    The United States is redoubling diplomatic efforts and looking to upcoming regional meetings to calm the waters after an international tribunal invalidated the legal basis of Beijing's extensive claims in the South China Sea. VOA State Department correspondent Nike Ching has the story.
    Video

    Video Four Brother Goats Arrive in Brooklyn on a Mission

    While it's unusual to see farm animals in cities, it's become familiar for residents of Brooklyn, New York, to see a little herd of goats. Unlike gas-powered mowing equipment, goats remove invasive weeds quietly and without adding more pollution to the air. As Faiza Elmasry tells us, this is a pilot program and if it proves to be successful, the goat gardener program will be extended to other areas of New York. Faith Lapidus narrates.
    Video

    Video Scientists in Poland Race to Save Honeybees
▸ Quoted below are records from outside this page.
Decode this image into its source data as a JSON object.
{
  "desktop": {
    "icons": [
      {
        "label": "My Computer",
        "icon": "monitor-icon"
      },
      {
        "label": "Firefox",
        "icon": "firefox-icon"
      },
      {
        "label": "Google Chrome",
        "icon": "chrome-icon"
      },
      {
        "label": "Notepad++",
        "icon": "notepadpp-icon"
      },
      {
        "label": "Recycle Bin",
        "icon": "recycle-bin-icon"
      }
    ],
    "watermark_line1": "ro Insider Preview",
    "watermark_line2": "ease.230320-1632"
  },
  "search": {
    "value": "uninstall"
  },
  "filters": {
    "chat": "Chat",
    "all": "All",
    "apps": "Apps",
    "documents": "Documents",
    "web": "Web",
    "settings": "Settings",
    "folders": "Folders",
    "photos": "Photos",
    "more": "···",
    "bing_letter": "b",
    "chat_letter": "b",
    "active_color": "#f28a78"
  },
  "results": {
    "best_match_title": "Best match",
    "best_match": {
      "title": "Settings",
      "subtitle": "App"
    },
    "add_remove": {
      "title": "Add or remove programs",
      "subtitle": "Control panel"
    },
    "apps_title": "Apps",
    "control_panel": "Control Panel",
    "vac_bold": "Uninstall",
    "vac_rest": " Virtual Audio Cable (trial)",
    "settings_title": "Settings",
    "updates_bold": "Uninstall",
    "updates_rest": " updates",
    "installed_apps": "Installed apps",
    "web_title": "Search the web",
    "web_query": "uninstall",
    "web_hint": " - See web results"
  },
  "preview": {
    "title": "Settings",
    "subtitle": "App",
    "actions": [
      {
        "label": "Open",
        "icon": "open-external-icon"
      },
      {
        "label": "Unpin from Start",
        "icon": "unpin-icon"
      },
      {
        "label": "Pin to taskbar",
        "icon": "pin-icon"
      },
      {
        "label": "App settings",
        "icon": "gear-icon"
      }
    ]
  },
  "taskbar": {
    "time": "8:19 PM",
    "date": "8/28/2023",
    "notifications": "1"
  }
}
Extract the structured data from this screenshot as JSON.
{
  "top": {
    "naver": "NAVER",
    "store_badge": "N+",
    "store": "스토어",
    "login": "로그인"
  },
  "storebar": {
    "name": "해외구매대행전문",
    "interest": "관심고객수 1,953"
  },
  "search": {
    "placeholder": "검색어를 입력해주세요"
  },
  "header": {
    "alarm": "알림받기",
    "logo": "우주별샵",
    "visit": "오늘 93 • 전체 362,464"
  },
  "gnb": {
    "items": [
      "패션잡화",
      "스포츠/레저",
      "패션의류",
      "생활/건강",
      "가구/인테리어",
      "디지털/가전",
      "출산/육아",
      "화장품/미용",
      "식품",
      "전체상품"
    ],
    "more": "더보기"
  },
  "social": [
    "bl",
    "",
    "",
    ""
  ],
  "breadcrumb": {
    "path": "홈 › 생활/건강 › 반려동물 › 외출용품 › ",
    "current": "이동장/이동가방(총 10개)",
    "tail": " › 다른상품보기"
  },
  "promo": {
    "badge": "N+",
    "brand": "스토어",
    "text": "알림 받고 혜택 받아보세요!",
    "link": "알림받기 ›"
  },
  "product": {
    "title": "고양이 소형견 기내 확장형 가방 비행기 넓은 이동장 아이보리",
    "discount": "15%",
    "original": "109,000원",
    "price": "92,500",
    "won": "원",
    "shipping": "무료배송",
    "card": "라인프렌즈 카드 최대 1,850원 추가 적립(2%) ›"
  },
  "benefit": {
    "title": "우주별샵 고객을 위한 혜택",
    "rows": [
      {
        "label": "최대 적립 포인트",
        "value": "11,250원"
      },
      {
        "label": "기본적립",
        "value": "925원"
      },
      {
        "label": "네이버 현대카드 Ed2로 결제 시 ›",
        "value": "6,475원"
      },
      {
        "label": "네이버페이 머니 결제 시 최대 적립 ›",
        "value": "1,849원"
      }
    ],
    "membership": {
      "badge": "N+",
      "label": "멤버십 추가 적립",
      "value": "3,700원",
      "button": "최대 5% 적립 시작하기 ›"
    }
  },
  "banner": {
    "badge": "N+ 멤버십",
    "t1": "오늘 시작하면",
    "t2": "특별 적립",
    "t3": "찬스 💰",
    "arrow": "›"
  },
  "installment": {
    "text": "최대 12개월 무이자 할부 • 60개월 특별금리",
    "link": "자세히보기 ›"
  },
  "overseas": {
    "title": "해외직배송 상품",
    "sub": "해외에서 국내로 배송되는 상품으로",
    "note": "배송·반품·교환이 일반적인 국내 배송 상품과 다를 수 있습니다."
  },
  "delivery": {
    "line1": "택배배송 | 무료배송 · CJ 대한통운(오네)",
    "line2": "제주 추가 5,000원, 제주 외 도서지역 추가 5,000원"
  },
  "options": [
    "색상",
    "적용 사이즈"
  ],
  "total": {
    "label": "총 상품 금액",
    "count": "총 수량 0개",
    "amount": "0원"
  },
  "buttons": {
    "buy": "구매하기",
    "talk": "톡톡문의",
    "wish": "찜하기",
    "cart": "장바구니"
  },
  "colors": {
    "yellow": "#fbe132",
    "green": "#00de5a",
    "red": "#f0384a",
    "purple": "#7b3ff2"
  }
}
    Honeybees are in danger worldwide. Causes of what's known as colony collapse disorder range from pesticides and loss of habitat to infections. But scientists in Poland say they are on track to finding a cure for one of the diseases. VOA’s George Putic reports.
    Video

    Video Wall Already Runs Along Parts of US-Mexico Border

    The Republican Party’s presidential nominee, Donald Trump, gained the support of many voters by saying he would build a wall to keep undocumented immigrants and drugs from coming across the border from Mexico. Critics have called his idea impractical and offensive to Mexico, while supporters say such a bold approach is needed to control the border. VOA’s Greg Flakus has more from the border town of Nogales, Arizona.
    Video

    Video New HIV Tests Emphasize Rapid Results

    As the global fight against AIDS intensifies, activists have placed increasing importance on getting people to know their HIV status. Some companies are developing new HIV testing methods designed to be quick, easy and accurate. Thuso Khumalo looks at the latest methods, presented at the International AIDS conference in Durban, South Africa.
    Video

    Video African Youth with HIV Urge More Support

    HIV, the virus that causes AIDS, is the top killer of teens in sub-Saharan Africa. But many youths say their experience with the virus is unique and needs to be addressed differently than the adult epidemic. VOA South African Correspondent Anita Powell reports.
    Video

    Video Pop-Up Art Comes to Your Living Room, Backyard and Elsewhere

    Around the world, independent artists and musicians wrestle with a common problem: where to exhibit or perform? Traditional spaces such as museums and galleries are reserved for bigger names, and renting a space is not feasible for many. Enter ArtsUp, which connects artists with venue owners. Whether it’s a living room, restaurant, office or even a boat, pop-up events are bringing music and art to unexpected places. Tina Trinh has more.
    Video

    Video Scotland’s Booming Whisky Industry Fears Brexit Hangover

    After Britain’s vote to leave the European Union, Scotland’s government wants to break away from the United Kingdom – fearing the nation’s exports are at risk. Among the biggest of these is whisky. Henry Ridgwell reports on a time of turmoil for those involved in the ancient art of distilling Scotland’s most famous product.

    Special Report

    Adrift The Invisible African Diaspora